Items from an interface collection:
[Start of section]

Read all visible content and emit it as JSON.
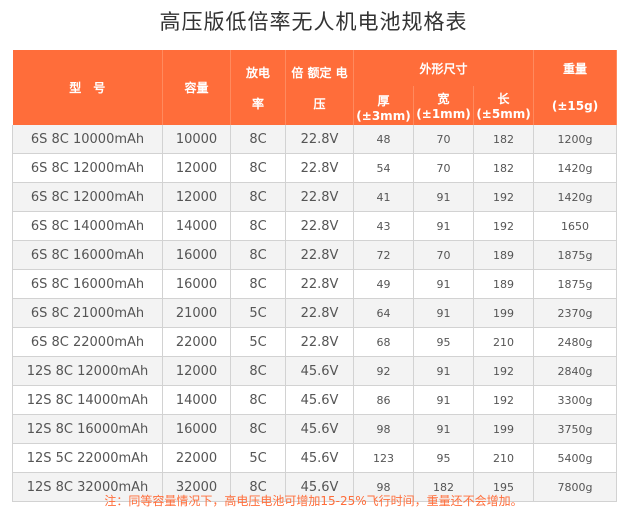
{
  "title": "高压版低倍率无人机电池规格表",
  "header": {
    "model": "型　号",
    "capacity": "容量",
    "rate_top": "放电",
    "rate_bottom": "率",
    "voltage_top": "倍 额定 电",
    "voltage_bottom": "压",
    "dimensions": "外形尺寸",
    "thickness": "厚(±3mm)",
    "width": "宽",
    "width_tol": "(±1mm)",
    "length": "长",
    "length_tol": "(±5mm)",
    "weight": "重量",
    "weight_tol": "(±15g)"
  },
  "rows": [
    [
      "6S 8C 10000mAh",
      "10000",
      "8C",
      "22.8V",
      "48",
      "70",
      "182",
      "1200g"
    ],
    [
      "6S 8C 12000mAh",
      "12000",
      "8C",
      "22.8V",
      "54",
      "70",
      "182",
      "1420g"
    ],
    [
      "6S 8C 12000mAh",
      "12000",
      "8C",
      "22.8V",
      "41",
      "91",
      "192",
      "1420g"
    ],
    [
      "6S 8C 14000mAh",
      "14000",
      "8C",
      "22.8V",
      "43",
      "91",
      "192",
      "1650"
    ],
    [
      "6S 8C 16000mAh",
      "16000",
      "8C",
      "22.8V",
      "72",
      "70",
      "189",
      "1875g"
    ],
    [
      "6S 8C 16000mAh",
      "16000",
      "8C",
      "22.8V",
      "49",
      "91",
      "189",
      "1875g"
    ],
    [
      "6S 8C 21000mAh",
      "21000",
      "5C",
      "22.8V",
      "64",
      "91",
      "199",
      "2370g"
    ],
    [
      "6S 8C 22000mAh",
      "22000",
      "5C",
      "22.8V",
      "68",
      "95",
      "210",
      "2480g"
    ],
    [
      "12S 8C 12000mAh",
      "12000",
      "8C",
      "45.6V",
      "92",
      "91",
      "192",
      "2840g"
    ],
    [
      "12S 8C 14000mAh",
      "14000",
      "8C",
      "45.6V",
      "86",
      "91",
      "192",
      "3300g"
    ],
    [
      "12S 8C 16000mAh",
      "16000",
      "8C",
      "45.6V",
      "98",
      "91",
      "199",
      "3750g"
    ],
    [
      "12S 5C 22000mAh",
      "22000",
      "5C",
      "45.6V",
      "123",
      "95",
      "210",
      "5400g"
    ],
    [
      "12S 8C 32000mAh",
      "32000",
      "8C",
      "45.6V",
      "98",
      "182",
      "195",
      "7800g"
    ]
  ],
  "note": "注：同等容量情况下，高电压电池可增加15-25%飞行时间，重量还不会增加。",
  "colors": {
    "header_bg": "#ff6d3a",
    "note_text": "#ff6d3a"
  }
}
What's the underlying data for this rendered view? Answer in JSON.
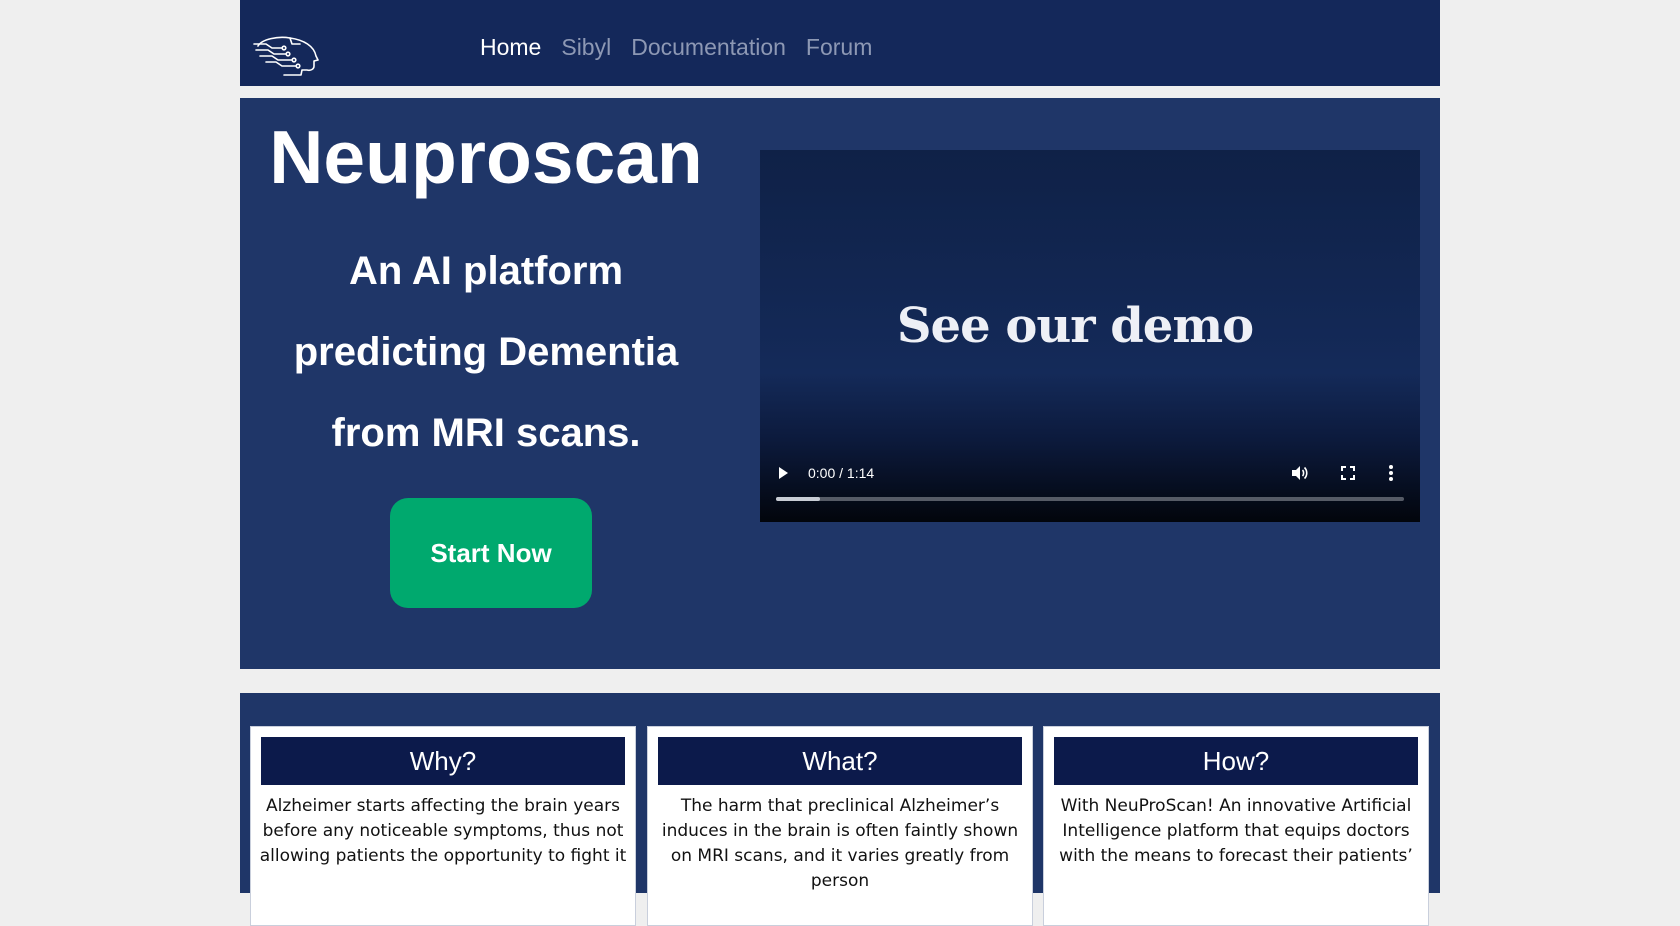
{
  "nav": {
    "items": [
      {
        "label": "Home",
        "active": true
      },
      {
        "label": "Sibyl",
        "active": false
      },
      {
        "label": "Documentation",
        "active": false
      },
      {
        "label": "Forum",
        "active": false
      }
    ],
    "logo_icon": "brain-circuit-head-icon"
  },
  "hero": {
    "title": "Neuproscan",
    "subtitle_lines": [
      "An AI platform",
      "predicting Dementia",
      "from MRI scans."
    ],
    "cta_label": "Start Now"
  },
  "video": {
    "title": "See our demo",
    "time": "0:00 / 1:14",
    "progress": 0.07
  },
  "features": [
    {
      "heading": "Why?",
      "text": "Alzheimer starts affecting the brain years before any noticeable symptoms, thus not allowing patients the opportunity to fight it"
    },
    {
      "heading": "What?",
      "text": "The harm that preclinical Alzheimer’s induces in the brain is often faintly shown on MRI scans, and it varies greatly from person"
    },
    {
      "heading": "How?",
      "text": "With NeuProScan! An innovative Artificial Intelligence platform that equips doctors with the means to forecast their patients’"
    }
  ],
  "colors": {
    "navbar": "#14285a",
    "hero": "#1f3668",
    "cta": "#00a96e",
    "card_head": "#0c1a4b"
  }
}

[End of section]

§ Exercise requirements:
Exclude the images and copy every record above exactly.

§ Task solution:
Read all visible content and emit it as JSON.
{
  "title": "高压版低倍率无人机电池规格表",
  "header": {
    "model": "型　号",
    "capacity": "容量",
    "rate_top": "放电",
    "rate_bottom": "率",
    "voltage_top": "倍 额定 电",
    "voltage_bottom": "压",
    "dimensions": "外形尺寸",
    "thickness": "厚(±3mm)",
    "width": "宽",
    "width_tol": "(±1mm)",
    "length": "长",
    "length_tol": "(±5mm)",
    "weight": "重量",
    "weight_tol": "(±15g)"
  },
  "rows": [
    [
      "6S 8C 10000mAh",
      "10000",
      "8C",
      "22.8V",
      "48",
      "70",
      "182",
      "1200g"
    ],
    [
      "6S 8C 12000mAh",
      "12000",
      "8C",
      "22.8V",
      "54",
      "70",
      "182",
      "1420g"
    ],
    [
      "6S 8C 12000mAh",
      "12000",
      "8C",
      "22.8V",
      "41",
      "91",
      "192",
      "1420g"
    ],
    [
      "6S 8C 14000mAh",
      "14000",
      "8C",
      "22.8V",
      "43",
      "91",
      "192",
      "1650"
    ],
    [
      "6S 8C 16000mAh",
      "16000",
      "8C",
      "22.8V",
      "72",
      "70",
      "189",
      "1875g"
    ],
    [
      "6S 8C 16000mAh",
      "16000",
      "8C",
      "22.8V",
      "49",
      "91",
      "189",
      "1875g"
    ],
    [
      "6S 8C 21000mAh",
      "21000",
      "5C",
      "22.8V",
      "64",
      "91",
      "199",
      "2370g"
    ],
    [
      "6S 8C 22000mAh",
      "22000",
      "5C",
      "22.8V",
      "68",
      "95",
      "210",
      "2480g"
    ],
    [
      "12S 8C 12000mAh",
      "12000",
      "8C",
      "45.6V",
      "92",
      "91",
      "192",
      "2840g"
    ],
    [
      "12S 8C 14000mAh",
      "14000",
      "8C",
      "45.6V",
      "86",
      "91",
      "192",
      "3300g"
    ],
    [
      "12S 8C 16000mAh",
      "16000",
      "8C",
      "45.6V",
      "98",
      "91",
      "199",
      "3750g"
    ],
    [
      "12S 5C 22000mAh",
      "22000",
      "5C",
      "45.6V",
      "123",
      "95",
      "210",
      "5400g"
    ],
    [
      "12S 8C 32000mAh",
      "32000",
      "8C",
      "45.6V",
      "98",
      "182",
      "195",
      "7800g"
    ]
  ],
  "note": "注：同等容量情况下，高电压电池可增加15-25%飞行时间，重量还不会增加。",
  "colors": {
    "header_bg": "#ff6d3a",
    "note_text": "#ff6d3a"
  }
}
What's the underlying data for this rendered view? Answer in JSON.
{
  "nav": {
    "items": [
      {
        "label": "Home",
        "active": true
      },
      {
        "label": "Sibyl",
        "active": false
      },
      {
        "label": "Documentation",
        "active": false
      },
      {
        "label": "Forum",
        "active": false
      }
    ],
    "logo_icon": "brain-circuit-head-icon"
  },
  "hero": {
    "title": "Neuproscan",
    "subtitle_lines": [
      "An AI platform",
      "predicting Dementia",
      "from MRI scans."
    ],
    "cta_label": "Start Now"
  },
  "video": {
    "title": "See our demo",
    "time": "0:00 / 1:14",
    "progress": 0.07
  },
  "features": [
    {
      "heading": "Why?",
      "text": "Alzheimer starts affecting the brain years before any noticeable symptoms, thus not allowing patients the opportunity to fight it"
    },
    {
      "heading": "What?",
      "text": "The harm that preclinical Alzheimer’s induces in the brain is often faintly shown on MRI scans, and it varies greatly from person"
    },
    {
      "heading": "How?",
      "text": "With NeuProScan! An innovative Artificial Intelligence platform that equips doctors with the means to forecast their patients’"
    }
  ],
  "colors": {
    "navbar": "#14285a",
    "hero": "#1f3668",
    "cta": "#00a96e",
    "card_head": "#0c1a4b"
  }
}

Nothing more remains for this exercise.